* [What this task involves]:
Please give the data again exactly, with no line dropped.

* [Supplied data]:
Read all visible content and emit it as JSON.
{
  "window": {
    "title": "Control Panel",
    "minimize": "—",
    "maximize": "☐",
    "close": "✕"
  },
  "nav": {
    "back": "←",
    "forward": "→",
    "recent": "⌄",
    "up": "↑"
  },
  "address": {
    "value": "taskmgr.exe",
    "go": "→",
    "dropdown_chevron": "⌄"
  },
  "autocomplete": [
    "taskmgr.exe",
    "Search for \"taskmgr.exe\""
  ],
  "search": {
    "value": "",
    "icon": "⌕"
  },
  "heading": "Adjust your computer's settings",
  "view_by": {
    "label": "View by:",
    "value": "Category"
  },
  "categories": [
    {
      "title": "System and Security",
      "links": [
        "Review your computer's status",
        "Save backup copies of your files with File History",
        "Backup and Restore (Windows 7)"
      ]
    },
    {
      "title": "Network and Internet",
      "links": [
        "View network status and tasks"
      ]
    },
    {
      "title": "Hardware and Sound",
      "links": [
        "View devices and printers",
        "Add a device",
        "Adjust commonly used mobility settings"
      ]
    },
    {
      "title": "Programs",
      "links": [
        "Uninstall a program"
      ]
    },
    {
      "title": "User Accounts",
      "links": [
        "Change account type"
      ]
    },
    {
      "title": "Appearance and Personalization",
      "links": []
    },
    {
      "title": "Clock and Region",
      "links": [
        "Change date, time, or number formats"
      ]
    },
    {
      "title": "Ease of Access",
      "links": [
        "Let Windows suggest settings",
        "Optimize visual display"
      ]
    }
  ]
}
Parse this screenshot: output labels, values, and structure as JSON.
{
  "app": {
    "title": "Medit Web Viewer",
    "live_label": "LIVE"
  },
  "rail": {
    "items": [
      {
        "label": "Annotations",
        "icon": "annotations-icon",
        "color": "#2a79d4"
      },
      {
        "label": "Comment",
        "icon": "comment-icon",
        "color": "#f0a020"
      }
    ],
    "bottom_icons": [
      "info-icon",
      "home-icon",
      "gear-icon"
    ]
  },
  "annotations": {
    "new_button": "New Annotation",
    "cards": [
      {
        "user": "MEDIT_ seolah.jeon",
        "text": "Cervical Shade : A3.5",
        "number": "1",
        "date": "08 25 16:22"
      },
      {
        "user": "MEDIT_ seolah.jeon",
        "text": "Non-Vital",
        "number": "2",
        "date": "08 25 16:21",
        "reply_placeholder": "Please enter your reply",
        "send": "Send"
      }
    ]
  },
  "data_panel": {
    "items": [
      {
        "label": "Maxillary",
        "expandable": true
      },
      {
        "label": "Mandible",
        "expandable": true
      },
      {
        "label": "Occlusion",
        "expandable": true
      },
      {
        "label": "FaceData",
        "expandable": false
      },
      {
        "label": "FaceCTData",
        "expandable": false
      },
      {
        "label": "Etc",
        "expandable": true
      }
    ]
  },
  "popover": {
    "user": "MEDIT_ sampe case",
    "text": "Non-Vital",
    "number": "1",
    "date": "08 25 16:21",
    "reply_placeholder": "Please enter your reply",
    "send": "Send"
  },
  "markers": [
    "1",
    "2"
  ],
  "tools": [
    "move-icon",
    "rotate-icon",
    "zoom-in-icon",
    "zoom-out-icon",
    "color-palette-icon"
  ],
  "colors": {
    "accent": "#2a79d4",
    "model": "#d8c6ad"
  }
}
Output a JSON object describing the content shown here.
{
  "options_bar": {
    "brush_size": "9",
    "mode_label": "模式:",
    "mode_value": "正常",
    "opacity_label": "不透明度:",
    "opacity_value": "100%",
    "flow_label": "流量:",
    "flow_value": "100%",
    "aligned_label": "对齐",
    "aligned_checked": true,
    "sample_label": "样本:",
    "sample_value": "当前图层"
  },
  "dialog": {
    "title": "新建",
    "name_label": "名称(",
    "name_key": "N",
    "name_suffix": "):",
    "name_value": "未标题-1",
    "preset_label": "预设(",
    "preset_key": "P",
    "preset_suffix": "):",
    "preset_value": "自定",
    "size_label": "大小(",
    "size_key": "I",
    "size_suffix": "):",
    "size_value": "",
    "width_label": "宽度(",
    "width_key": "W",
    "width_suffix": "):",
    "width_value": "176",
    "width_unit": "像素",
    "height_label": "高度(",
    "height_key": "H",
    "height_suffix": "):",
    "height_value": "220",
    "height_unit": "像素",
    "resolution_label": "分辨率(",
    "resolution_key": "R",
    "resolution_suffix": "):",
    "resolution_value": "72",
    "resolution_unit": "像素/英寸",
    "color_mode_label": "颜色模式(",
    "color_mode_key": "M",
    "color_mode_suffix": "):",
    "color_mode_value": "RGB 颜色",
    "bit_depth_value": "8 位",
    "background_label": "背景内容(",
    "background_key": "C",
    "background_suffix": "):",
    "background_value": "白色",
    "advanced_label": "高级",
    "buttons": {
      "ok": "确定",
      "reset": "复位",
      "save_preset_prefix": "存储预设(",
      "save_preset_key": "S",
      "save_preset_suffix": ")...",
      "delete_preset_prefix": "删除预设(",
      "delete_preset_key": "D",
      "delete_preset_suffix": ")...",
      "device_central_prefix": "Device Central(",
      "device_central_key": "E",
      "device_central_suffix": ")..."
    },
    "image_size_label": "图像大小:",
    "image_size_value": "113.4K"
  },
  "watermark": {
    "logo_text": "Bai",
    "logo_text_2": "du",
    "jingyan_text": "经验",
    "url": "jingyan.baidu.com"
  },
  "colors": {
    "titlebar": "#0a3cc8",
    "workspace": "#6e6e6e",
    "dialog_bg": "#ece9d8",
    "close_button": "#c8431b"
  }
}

* [Written reply]:
Read all visible content and emit it as JSON.
{
  "window": {
    "title": "Control Panel",
    "minimize": "—",
    "maximize": "☐",
    "close": "✕"
  },
  "nav": {
    "back": "←",
    "forward": "→",
    "recent": "⌄",
    "up": "↑"
  },
  "address": {
    "value": "taskmgr.exe",
    "go": "→",
    "dropdown_chevron": "⌄"
  },
  "autocomplete": [
    "taskmgr.exe",
    "Search for \"taskmgr.exe\""
  ],
  "search": {
    "value": "",
    "icon": "⌕"
  },
  "heading": "Adjust your computer's settings",
  "view_by": {
    "label": "View by:",
    "value": "Category"
  },
  "categories": [
    {
      "title": "System and Security",
      "links": [
        "Review your computer's status",
        "Save backup copies of your files with File History",
        "Backup and Restore (Windows 7)"
      ]
    },
    {
      "title": "Network and Internet",
      "links": [
        "View network status and tasks"
      ]
    },
    {
      "title": "Hardware and Sound",
      "links": [
        "View devices and printers",
        "Add a device",
        "Adjust commonly used mobility settings"
      ]
    },
    {
      "title": "Programs",
      "links": [
        "Uninstall a program"
      ]
    },
    {
      "title": "User Accounts",
      "links": [
        "Change account type"
      ]
    },
    {
      "title": "Appearance and Personalization",
      "links": []
    },
    {
      "title": "Clock and Region",
      "links": [
        "Change date, time, or number formats"
      ]
    },
    {
      "title": "Ease of Access",
      "links": [
        "Let Windows suggest settings",
        "Optimize visual display"
      ]
    }
  ]
}
Parse this screenshot: output labels, values, and structure as JSON.
{
  "app": {
    "title": "Medit Web Viewer",
    "live_label": "LIVE"
  },
  "rail": {
    "items": [
      {
        "label": "Annotations",
        "icon": "annotations-icon",
        "color": "#2a79d4"
      },
      {
        "label": "Comment",
        "icon": "comment-icon",
        "color": "#f0a020"
      }
    ],
    "bottom_icons": [
      "info-icon",
      "home-icon",
      "gear-icon"
    ]
  },
  "annotations": {
    "new_button": "New Annotation",
    "cards": [
      {
        "user": "MEDIT_ seolah.jeon",
        "text": "Cervical Shade : A3.5",
        "number": "1",
        "date": "08 25 16:22"
      },
      {
        "user": "MEDIT_ seolah.jeon",
        "text": "Non-Vital",
        "number": "2",
        "date": "08 25 16:21",
        "reply_placeholder": "Please enter your reply",
        "send": "Send"
      }
    ]
  },
  "data_panel": {
    "items": [
      {
        "label": "Maxillary",
        "expandable": true
      },
      {
        "label": "Mandible",
        "expandable": true
      },
      {
        "label": "Occlusion",
        "expandable": true
      },
      {
        "label": "FaceData",
        "expandable": false
      },
      {
        "label": "FaceCTData",
        "expandable": false
      },
      {
        "label": "Etc",
        "expandable": true
      }
    ]
  },
  "popover": {
    "user": "MEDIT_ sampe case",
    "text": "Non-Vital",
    "number": "1",
    "date": "08 25 16:21",
    "reply_placeholder": "Please enter your reply",
    "send": "Send"
  },
  "markers": [
    "1",
    "2"
  ],
  "tools": [
    "move-icon",
    "rotate-icon",
    "zoom-in-icon",
    "zoom-out-icon",
    "color-palette-icon"
  ],
  "colors": {
    "accent": "#2a79d4",
    "model": "#d8c6ad"
  }
}
Output a JSON object describing the content shown here.
{
  "options_bar": {
    "brush_size": "9",
    "mode_label": "模式:",
    "mode_value": "正常",
    "opacity_label": "不透明度:",
    "opacity_value": "100%",
    "flow_label": "流量:",
    "flow_value": "100%",
    "aligned_label": "对齐",
    "aligned_checked": true,
    "sample_label": "样本:",
    "sample_value": "当前图层"
  },
  "dialog": {
    "title": "新建",
    "name_label": "名称(",
    "name_key": "N",
    "name_suffix": "):",
    "name_value": "未标题-1",
    "preset_label": "预设(",
    "preset_key": "P",
    "preset_suffix": "):",
    "preset_value": "自定",
    "size_label": "大小(",
    "size_key": "I",
    "size_suffix": "):",
    "size_value": "",
    "width_label": "宽度(",
    "width_key": "W",
    "width_suffix": "):",
    "width_value": "176",
    "width_unit": "像素",
    "height_label": "高度(",
    "height_key": "H",
    "height_suffix": "):",
    "height_value": "220",
    "height_unit": "像素",
    "resolution_label": "分辨率(",
    "resolution_key": "R",
    "resolution_suffix": "):",
    "resolution_value": "72",
    "resolution_unit": "像素/英寸",
    "color_mode_label": "颜色模式(",
    "color_mode_key": "M",
    "color_mode_suffix": "):",
    "color_mode_value": "RGB 颜色",
    "bit_depth_value": "8 位",
    "background_label": "背景内容(",
    "background_key": "C",
    "background_suffix": "):",
    "background_value": "白色",
    "advanced_label": "高级",
    "buttons": {
      "ok": "确定",
      "reset": "复位",
      "save_preset_prefix": "存储预设(",
      "save_preset_key": "S",
      "save_preset_suffix": ")...",
      "delete_preset_prefix": "删除预设(",
      "delete_preset_key": "D",
      "delete_preset_suffix": ")...",
      "device_central_prefix": "Device Central(",
      "device_central_key": "E",
      "device_central_suffix": ")..."
    },
    "image_size_label": "图像大小:",
    "image_size_value": "113.4K"
  },
  "watermark": {
    "logo_text": "Bai",
    "logo_text_2": "du",
    "jingyan_text": "经验",
    "url": "jingyan.baidu.com"
  },
  "colors": {
    "titlebar": "#0a3cc8",
    "workspace": "#6e6e6e",
    "dialog_bg": "#ece9d8",
    "close_button": "#c8431b"
  }
}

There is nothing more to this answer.